|Written by:||Braulio Mantovani|
|Starring:||Matheus Nachtergaele, Seu Jorge, Alexandre Rodrigues, Leandro Firmino da Hora|
|Released:||March 13, 2003|
It occurred to me that there’s an increasing number of foreign language films being released here in Brisbane. Cinemas such as the Palace Centro and the Dendy are rewarding more discerning filmgoers with treats from all over the globe. Later this month, the Centro is screening a range of unseen films as part of its French Film Festival. So if you’re tiring of American culture, the opportunities are there to see something new. Given I fit into this basket, I took the chance to see my first ever film from Brazil, City Of God.
The film begins in the late 1960s in a community outside of Rio De Janeiro known as the City of God. It’s a housing project for the poor with tiny homes and few utilities. Teenage gangs roam the streets day and night. With nothing better to do, they steal from everyone and have established a roaring drug trade to generate power and money.
After establishing the characters, we move into the 1970s where the kids have become young adults but little else has changed. A leader had emerged from the gangs, Lil’ Ze, and his influence had differing effects on this city. Crime was down and people lived less in fear as no one dared go up against Lil’ Ze and his growing army of supporters. Conversely, his rule was become something of a dictatorship and more and more people became disenchanted by his brutality. He would slay meaningless people in the streets. A rival group was building and a massive gang war was looming to reclaim control of the city…

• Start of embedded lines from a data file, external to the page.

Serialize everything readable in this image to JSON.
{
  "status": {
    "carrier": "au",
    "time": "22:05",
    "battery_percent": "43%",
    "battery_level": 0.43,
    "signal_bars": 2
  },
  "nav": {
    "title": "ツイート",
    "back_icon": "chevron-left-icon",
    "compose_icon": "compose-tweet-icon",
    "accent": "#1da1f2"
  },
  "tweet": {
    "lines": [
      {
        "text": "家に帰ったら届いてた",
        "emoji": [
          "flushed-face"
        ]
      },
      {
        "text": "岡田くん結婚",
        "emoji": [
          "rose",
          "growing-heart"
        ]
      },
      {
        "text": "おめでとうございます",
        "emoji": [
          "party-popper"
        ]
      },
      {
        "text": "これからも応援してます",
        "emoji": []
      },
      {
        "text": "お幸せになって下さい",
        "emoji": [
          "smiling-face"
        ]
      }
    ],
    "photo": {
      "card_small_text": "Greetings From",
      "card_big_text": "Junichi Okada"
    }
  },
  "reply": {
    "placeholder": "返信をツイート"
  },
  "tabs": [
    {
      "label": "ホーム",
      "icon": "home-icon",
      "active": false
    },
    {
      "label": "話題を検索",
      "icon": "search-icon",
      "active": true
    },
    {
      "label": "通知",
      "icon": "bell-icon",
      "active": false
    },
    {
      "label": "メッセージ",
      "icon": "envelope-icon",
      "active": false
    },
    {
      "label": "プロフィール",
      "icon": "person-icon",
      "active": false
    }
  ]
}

Knowing nothing of its cast and crew, the film’s website provides a wealth of supporting information to this engrossing story. City Of God is based on a true story and the actual city itself is still a troublesome area in Brazil. In making the movie, duals directors Katia Lund and Fernando Meirelles used actual people from the city who had never acted before. Over 100 children were used in feature roles and they all became close friends thanks to the numerous acting workshops that were held to help them prepare. Their closeness to the story, and the fact the film is shot in the actual town, heightens the realism.
Subtitles will guide you through the Portuguese dialect and take you into a world you never knew existed. The film is narrated by one of it’s characters who speaks from the present looking back on the scary past with the thankful joy that he lived to tell the tale. A common film technique is used where we are given a sneak peak of the end at the beginning and then look back to show the lead up to this point. The directors wonderfully use this method and tease the audience with hints of events to follow in the story.
The film only took nine weeks to make and has now become the highest grossing film to emanate from Brazil. It featured on the top 10 lists from a host of overseas critics last year and the film seemed a virtual shoe-in for the Oscar for foreign language features. But given the Academy’s heavily criticised policy on only allowing a select few to vote in this category, the film was overlooked and an outcry soon followed. I’d advise you not to follow their trend in passing over this violently entertaining marvel.